## Work required
Please give the records below back in full, exactly as shown.

━━━━━━━━━━

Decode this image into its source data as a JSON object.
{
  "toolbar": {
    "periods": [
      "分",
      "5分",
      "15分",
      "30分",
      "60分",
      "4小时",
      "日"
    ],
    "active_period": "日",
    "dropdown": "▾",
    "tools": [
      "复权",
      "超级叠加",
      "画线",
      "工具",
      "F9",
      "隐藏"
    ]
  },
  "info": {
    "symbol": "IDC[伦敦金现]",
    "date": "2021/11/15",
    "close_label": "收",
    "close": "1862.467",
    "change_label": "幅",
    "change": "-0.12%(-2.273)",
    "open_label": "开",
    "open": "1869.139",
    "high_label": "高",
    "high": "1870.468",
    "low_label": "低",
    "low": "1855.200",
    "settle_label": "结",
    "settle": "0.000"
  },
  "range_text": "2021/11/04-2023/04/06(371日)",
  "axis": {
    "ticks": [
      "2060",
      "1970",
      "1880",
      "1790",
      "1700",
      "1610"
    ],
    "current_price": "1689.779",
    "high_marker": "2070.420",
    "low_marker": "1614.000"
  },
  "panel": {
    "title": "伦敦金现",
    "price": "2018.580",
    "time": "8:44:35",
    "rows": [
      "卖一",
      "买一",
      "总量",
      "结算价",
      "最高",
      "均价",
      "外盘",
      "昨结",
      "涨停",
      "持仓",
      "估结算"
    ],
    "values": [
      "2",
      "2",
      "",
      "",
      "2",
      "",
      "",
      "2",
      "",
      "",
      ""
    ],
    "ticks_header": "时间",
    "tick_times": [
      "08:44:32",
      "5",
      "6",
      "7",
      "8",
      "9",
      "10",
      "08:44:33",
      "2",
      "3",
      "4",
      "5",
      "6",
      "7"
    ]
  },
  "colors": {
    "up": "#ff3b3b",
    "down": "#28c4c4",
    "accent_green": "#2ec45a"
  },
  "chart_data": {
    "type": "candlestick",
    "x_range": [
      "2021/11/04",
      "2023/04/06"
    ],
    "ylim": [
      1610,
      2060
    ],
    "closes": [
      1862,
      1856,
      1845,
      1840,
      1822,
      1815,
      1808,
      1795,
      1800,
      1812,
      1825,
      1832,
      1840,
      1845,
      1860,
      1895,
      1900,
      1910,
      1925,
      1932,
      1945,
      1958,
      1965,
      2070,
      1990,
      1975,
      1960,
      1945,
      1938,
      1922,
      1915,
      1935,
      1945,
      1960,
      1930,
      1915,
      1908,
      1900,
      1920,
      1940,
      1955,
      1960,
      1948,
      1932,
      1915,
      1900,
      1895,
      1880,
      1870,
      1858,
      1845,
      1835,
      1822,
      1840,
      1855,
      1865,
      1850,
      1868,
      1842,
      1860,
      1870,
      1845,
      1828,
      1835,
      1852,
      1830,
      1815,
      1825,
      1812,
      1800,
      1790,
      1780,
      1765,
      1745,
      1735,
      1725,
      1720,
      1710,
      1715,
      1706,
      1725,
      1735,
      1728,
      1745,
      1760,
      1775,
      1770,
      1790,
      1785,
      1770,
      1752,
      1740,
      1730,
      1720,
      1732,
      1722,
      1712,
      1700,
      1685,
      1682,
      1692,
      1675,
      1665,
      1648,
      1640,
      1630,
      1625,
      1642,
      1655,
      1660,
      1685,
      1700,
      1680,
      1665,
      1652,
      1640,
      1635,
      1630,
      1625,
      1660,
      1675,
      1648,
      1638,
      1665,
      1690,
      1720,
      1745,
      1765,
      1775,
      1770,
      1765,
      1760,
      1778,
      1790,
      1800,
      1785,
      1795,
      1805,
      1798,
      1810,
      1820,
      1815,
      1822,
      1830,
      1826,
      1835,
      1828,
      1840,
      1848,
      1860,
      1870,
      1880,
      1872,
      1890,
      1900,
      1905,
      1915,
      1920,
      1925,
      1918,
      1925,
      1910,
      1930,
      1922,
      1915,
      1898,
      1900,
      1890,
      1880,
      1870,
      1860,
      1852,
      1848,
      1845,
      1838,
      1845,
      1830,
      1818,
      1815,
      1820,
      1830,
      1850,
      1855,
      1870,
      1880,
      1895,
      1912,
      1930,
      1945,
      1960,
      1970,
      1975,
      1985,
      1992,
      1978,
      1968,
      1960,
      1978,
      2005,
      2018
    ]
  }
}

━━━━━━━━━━

## Result
Decode this image into its source data as a JSON object.
{
  "toolbar": {
    "periods": [
      "分",
      "5分",
      "15分",
      "30分",
      "60分",
      "4小时",
      "日"
    ],
    "active_period": "日",
    "dropdown": "▾",
    "tools": [
      "复权",
      "超级叠加",
      "画线",
      "工具",
      "F9",
      "隐藏"
    ]
  },
  "info": {
    "symbol": "IDC[伦敦金现]",
    "date": "2021/11/15",
    "close_label": "收",
    "close": "1862.467",
    "change_label": "幅",
    "change": "-0.12%(-2.273)",
    "open_label": "开",
    "open": "1869.139",
    "high_label": "高",
    "high": "1870.468",
    "low_label": "低",
    "low": "1855.200",
    "settle_label": "结",
    "settle": "0.000"
  },
  "range_text": "2021/11/04-2023/04/06(371日)",
  "axis": {
    "ticks": [
      "2060",
      "1970",
      "1880",
      "1790",
      "1700",
      "1610"
    ],
    "current_price": "1689.779",
    "high_marker": "2070.420",
    "low_marker": "1614.000"
  },
  "panel": {
    "title": "伦敦金现",
    "price": "2018.580",
    "time": "8:44:35",
    "rows": [
      "卖一",
      "买一",
      "总量",
      "结算价",
      "最高",
      "均价",
      "外盘",
      "昨结",
      "涨停",
      "持仓",
      "估结算"
    ],
    "values": [
      "2",
      "2",
      "",
      "",
      "2",
      "",
      "",
      "2",
      "",
      "",
      ""
    ],
    "ticks_header": "时间",
    "tick_times": [
      "08:44:32",
      "5",
      "6",
      "7",
      "8",
      "9",
      "10",
      "08:44:33",
      "2",
      "3",
      "4",
      "5",
      "6",
      "7"
    ]
  },
  "colors": {
    "up": "#ff3b3b",
    "down": "#28c4c4",
    "accent_green": "#2ec45a"
  },
  "chart_data": {
    "type": "candlestick",
    "x_range": [
      "2021/11/04",
      "2023/04/06"
    ],
    "ylim": [
      1610,
      2060
    ],
    "closes": [
      1862,
      1856,
      1845,
      1840,
      1822,
      1815,
      1808,
      1795,
      1800,
      1812,
      1825,
      1832,
      1840,
      1845,
      1860,
      1895,
      1900,
      1910,
      1925,
      1932,
      1945,
      1958,
      1965,
      2070,
      1990,
      1975,
      1960,
      1945,
      1938,
      1922,
      1915,
      1935,
      1945,
      1960,
      1930,
      1915,
      1908,
      1900,
      1920,
      1940,
      1955,
      1960,
      1948,
      1932,
      1915,
      1900,
      1895,
      1880,
      1870,
      1858,
      1845,
      1835,
      1822,
      1840,
      1855,
      1865,
      1850,
      1868,
      1842,
      1860,
      1870,
      1845,
      1828,
      1835,
      1852,
      1830,
      1815,
      1825,
      1812,
      1800,
      1790,
      1780,
      1765,
      1745,
      1735,
      1725,
      1720,
      1710,
      1715,
      1706,
      1725,
      1735,
      1728,
      1745,
      1760,
      1775,
      1770,
      1790,
      1785,
      1770,
      1752,
      1740,
      1730,
      1720,
      1732,
      1722,
      1712,
      1700,
      1685,
      1682,
      1692,
      1675,
      1665,
      1648,
      1640,
      1630,
      1625,
      1642,
      1655,
      1660,
      1685,
      1700,
      1680,
      1665,
      1652,
      1640,
      1635,
      1630,
      1625,
      1660,
      1675,
      1648,
      1638,
      1665,
      1690,
      1720,
      1745,
      1765,
      1775,
      1770,
      1765,
      1760,
      1778,
      1790,
      1800,
      1785,
      1795,
      1805,
      1798,
      1810,
      1820,
      1815,
      1822,
      1830,
      1826,
      1835,
      1828,
      1840,
      1848,
      1860,
      1870,
      1880,
      1872,
      1890,
      1900,
      1905,
      1915,
      1920,
      1925,
      1918,
      1925,
      1910,
      1930,
      1922,
      1915,
      1898,
      1900,
      1890,
      1880,
      1870,
      1860,
      1852,
      1848,
      1845,
      1838,
      1845,
      1830,
      1818,
      1815,
      1820,
      1830,
      1850,
      1855,
      1870,
      1880,
      1895,
      1912,
      1930,
      1945,
      1960,
      1970,
      1975,
      1985,
      1992,
      1978,
      1968,
      1960,
      1978,
      2005,
      2018
    ]
  }
}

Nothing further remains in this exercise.